How to Use Social Media to Bolster Emotional Well-Being
We previously summarized research by Age Lessons, United Healthcare, and the National Alliance for Caregiving. These reports, called “Home Tweet Home” and “e-Connected Family Caregivers” reported on the increased use of social media by Baby Boomers. Today we want to highlight ways that social media can help to bolster emotional well-being. Family caregivers and seniors alike often find themselves feeling isolated. In fact, nearly 60% of individuals receiving services from California’s Caregiver Resource Centers display symptoms of clinical depression. Between balancing family, work, and caregiving responsibilities, many caregivers are left without time to nurture connections with friends, family members and peers. Social media can provide family caregivers a much needed link to social interaction that may otherwise be neglected. With an abundance of social media sites available on the web, family caregivers can use social media to bolster their mood, keep up with current events, review information on senior services and more. Here are some social media sites and ways that caregivers have used them to help in their family caregiving journey:

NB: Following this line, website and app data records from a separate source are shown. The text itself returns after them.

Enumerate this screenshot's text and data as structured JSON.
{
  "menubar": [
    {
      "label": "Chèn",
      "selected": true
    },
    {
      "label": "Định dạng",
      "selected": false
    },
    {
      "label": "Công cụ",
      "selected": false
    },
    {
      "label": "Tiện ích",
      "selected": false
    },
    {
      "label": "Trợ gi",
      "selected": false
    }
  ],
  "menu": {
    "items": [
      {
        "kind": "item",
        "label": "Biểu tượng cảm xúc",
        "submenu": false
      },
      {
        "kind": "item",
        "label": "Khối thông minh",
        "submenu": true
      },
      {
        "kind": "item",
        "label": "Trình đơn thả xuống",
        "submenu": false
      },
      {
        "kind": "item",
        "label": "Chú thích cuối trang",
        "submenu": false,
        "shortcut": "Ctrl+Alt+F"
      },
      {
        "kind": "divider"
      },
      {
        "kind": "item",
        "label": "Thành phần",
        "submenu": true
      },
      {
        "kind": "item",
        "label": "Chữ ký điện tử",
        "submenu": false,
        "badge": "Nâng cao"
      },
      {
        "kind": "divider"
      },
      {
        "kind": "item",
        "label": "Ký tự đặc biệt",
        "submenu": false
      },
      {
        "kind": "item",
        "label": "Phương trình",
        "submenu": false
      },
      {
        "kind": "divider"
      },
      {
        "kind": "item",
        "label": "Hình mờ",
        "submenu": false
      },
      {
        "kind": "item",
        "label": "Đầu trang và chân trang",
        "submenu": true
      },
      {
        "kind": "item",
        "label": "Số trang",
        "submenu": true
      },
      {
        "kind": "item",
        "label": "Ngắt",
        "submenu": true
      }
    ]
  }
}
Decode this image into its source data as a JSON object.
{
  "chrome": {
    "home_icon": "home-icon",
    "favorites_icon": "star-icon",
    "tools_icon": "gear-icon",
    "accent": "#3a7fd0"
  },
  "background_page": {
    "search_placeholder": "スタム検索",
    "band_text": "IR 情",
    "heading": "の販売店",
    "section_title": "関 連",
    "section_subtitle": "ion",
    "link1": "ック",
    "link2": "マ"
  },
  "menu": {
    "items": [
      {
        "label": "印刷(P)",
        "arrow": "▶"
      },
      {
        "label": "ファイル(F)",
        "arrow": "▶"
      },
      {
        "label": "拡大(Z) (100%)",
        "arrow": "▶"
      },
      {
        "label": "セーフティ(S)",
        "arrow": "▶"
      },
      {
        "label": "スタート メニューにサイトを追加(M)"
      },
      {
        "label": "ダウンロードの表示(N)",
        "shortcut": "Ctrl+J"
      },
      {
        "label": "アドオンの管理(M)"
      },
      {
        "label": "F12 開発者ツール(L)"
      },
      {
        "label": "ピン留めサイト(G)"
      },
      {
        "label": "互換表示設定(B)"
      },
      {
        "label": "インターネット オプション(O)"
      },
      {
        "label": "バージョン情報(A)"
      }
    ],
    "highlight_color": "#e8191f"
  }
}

Facebook: Sites like Facebook allow individuals to create profile pages where both photos and thoughts can be shared via “status updates.” Additionally, connections with others can be made by establishing a network of friends with whom you can share your photos and experiences. On a rough day, comments from friends may be just what you need to keep going. As noted in “Home Tweet Home: The Age Lesson Boomer Social Media Study” (Age Lessons), many caregivers use sites like Facebook to coordinate care and send quick messages between family and friends to manage a family care team.
Online Forums: A number of caregiving-centered sites provide forums where family caregivers can participate in online conversations. After establishing a profile, users can browse these forums, post topics, respond to topics posted by others or simply read about the experiences and advice of others. Acting as a virtual support group, online forums give caregivers who may not have time to attend a support group in person an online source of inspiration and guidance. Family Caregiver Alliance hosts several forums for family caregivers that can be accessed at this link.

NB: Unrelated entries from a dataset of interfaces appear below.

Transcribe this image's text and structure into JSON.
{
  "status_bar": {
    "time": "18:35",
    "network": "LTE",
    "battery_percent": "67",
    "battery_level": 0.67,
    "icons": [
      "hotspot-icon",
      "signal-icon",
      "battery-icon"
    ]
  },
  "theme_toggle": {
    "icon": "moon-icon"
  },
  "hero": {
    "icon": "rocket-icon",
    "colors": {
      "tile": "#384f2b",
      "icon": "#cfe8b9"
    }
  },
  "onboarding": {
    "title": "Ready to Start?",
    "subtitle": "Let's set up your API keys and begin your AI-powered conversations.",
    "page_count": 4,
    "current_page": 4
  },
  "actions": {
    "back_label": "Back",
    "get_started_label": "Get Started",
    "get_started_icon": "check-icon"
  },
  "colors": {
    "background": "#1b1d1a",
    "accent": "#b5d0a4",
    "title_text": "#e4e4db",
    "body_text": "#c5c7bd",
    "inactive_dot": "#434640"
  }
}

Twitter: With posts limited to 140 characters, Twitter offers quick bursts of information. Users can follow their own personal friends, as well as experts in any industry. By following senior care experts, family caregivers can receive notice of current elder care trends, while simultaneously following their favorite comedians to receive mid-day laughs. Also beneficial is the ability to share your own thoughts via tweets and receive feedback from other followers.

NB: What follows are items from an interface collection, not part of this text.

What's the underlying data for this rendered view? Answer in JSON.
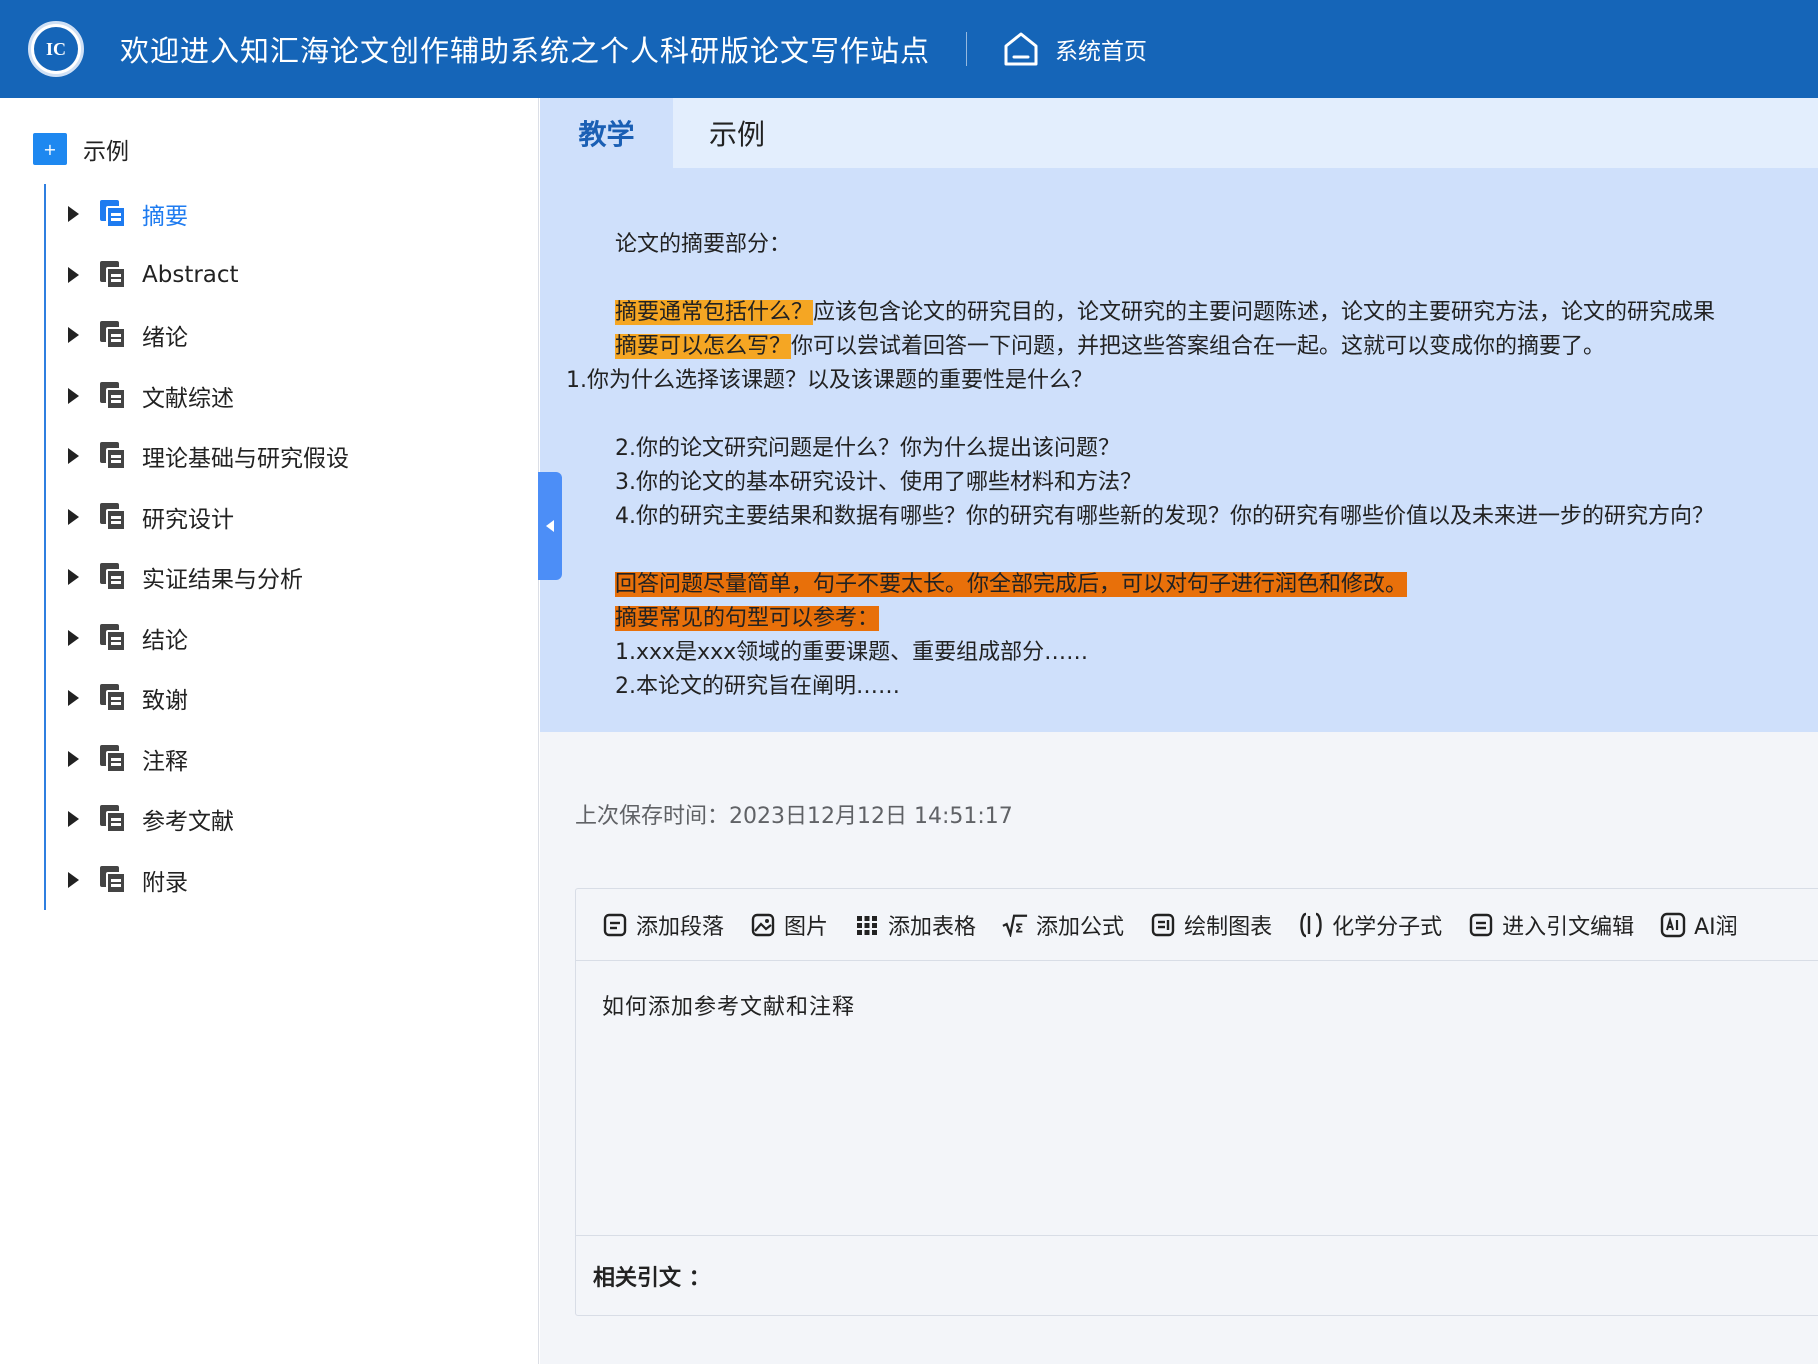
{
  "header": {
    "logo_text": "IC",
    "title": "欢迎进入知汇海论文创作辅助系统之个人科研版论文写作站点",
    "home_label": "系统首页"
  },
  "sidebar": {
    "root": {
      "label": "示例",
      "expand_symbol": "+"
    },
    "items": [
      {
        "label": "摘要",
        "active": true
      },
      {
        "label": "Abstract"
      },
      {
        "label": "绪论"
      },
      {
        "label": "文献综述"
      },
      {
        "label": "理论基础与研究假设"
      },
      {
        "label": "研究设计"
      },
      {
        "label": "实证结果与分析"
      },
      {
        "label": "结论"
      },
      {
        "label": "致谢"
      },
      {
        "label": "注释"
      },
      {
        "label": "参考文献"
      },
      {
        "label": "附录"
      }
    ]
  },
  "tabs": [
    {
      "label": "教学",
      "active": true
    },
    {
      "label": "示例"
    }
  ],
  "guide": {
    "heading": "论文的摘要部分：",
    "q1_hl": "摘要通常包括什么？",
    "q1_text": "应该包含论文的研究目的，论文研究的主要问题陈述，论文的主要研究方法，论文的研究成果",
    "q2_hl": "摘要可以怎么写？",
    "q2_text": "你可以尝试着回答一下问题，并把这些答案组合在一起。这就可以变成你的摘要了。",
    "item1": "1.你为什么选择该课题？以及该课题的重要性是什么？",
    "item2": "2.你的论文研究问题是什么？你为什么提出该问题？",
    "item3": "3.你的论文的基本研究设计、使用了哪些材料和方法？",
    "item4": "4.你的研究主要结果和数据有哪些？你的研究有哪些新的发现？你的研究有哪些价值以及未来进一步的研究方向？",
    "tip_hl": "回答问题尽量简单，句子不要太长。你全部完成后，可以对句子进行润色和修改。",
    "pattern_hl": "摘要常见的句型可以参考：",
    "pattern1": "1.xxx是xxx领域的重要课题、重要组成部分……",
    "pattern2": "2.本论文的研究旨在阐明……"
  },
  "save_time": "上次保存时间：2023日12月12日 14:51:17",
  "toolbar": {
    "add_paragraph": "添加段落",
    "image": "图片",
    "add_table": "添加表格",
    "add_formula": "添加公式",
    "draw_chart": "绘制图表",
    "chem_formula": "化学分子式",
    "citation_edit": "进入引文编辑",
    "ai_polish": "AI润"
  },
  "editor": {
    "content": "如何添加参考文献和注释",
    "citation_label": "相关引文 ："
  },
  "colors": {
    "header_bg": "#1565b8",
    "accent": "#1e7bf0",
    "guide_bg": "#cfe0fb",
    "highlight_orange": "#f5a623",
    "highlight_deep_orange": "#e8700a",
    "heading_red": "#e02020"
  }
}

Yelp, Pinterest, and More: Time-strapped caregivers can utilize review and recommendation sites to help reduce the amount of research time needed. For instance, finding supplies for caregiving can sometimes turn into a monumental task. You can use Pinterest to save items that you have found to be helpful, and you can browse other user’s pinboards to see what others have found helpful. If you need to find a service or certain type of store, Yelp provides user reviews to help you save time and choose more highly-rated businesses. Social media is an effective tool for time strapped family caregivers to both garner important information, and find time to interact with friends and keep up on current events. Have you found that using social media improves your mood and feeling of connection to the outside world? Leave a comment and share your favorite social sites!